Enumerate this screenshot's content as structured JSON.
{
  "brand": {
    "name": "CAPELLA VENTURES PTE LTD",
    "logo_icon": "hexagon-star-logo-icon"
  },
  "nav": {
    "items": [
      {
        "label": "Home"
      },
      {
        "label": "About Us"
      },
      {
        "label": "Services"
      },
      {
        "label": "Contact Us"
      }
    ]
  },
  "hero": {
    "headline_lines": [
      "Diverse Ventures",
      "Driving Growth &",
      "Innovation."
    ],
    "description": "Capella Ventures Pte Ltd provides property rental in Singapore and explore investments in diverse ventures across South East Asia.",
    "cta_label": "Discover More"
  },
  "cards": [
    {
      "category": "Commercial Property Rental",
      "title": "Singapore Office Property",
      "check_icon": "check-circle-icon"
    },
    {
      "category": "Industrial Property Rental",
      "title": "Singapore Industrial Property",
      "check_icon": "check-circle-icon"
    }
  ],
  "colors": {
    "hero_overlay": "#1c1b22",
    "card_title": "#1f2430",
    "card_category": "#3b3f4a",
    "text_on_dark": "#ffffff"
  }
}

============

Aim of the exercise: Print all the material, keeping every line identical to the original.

Expected answer:
Enumerate this screenshot's content as structured JSON.
{
  "brand": {
    "name": "CAPELLA VENTURES PTE LTD",
    "logo_icon": "hexagon-star-logo-icon"
  },
  "nav": {
    "items": [
      {
        "label": "Home"
      },
      {
        "label": "About Us"
      },
      {
        "label": "Services"
      },
      {
        "label": "Contact Us"
      }
    ]
  },
  "hero": {
    "headline_lines": [
      "Diverse Ventures",
      "Driving Growth &",
      "Innovation."
    ],
    "description": "Capella Ventures Pte Ltd provides property rental in Singapore and explore investments in diverse ventures across South East Asia.",
    "cta_label": "Discover More"
  },
  "cards": [
    {
      "category": "Commercial Property Rental",
      "title": "Singapore Office Property",
      "check_icon": "check-circle-icon"
    },
    {
      "category": "Industrial Property Rental",
      "title": "Singapore Industrial Property",
      "check_icon": "check-circle-icon"
    }
  ],
  "colors": {
    "hero_overlay": "#1c1b22",
    "card_title": "#1f2430",
    "card_category": "#3b3f4a",
    "text_on_dark": "#ffffff"
  }
}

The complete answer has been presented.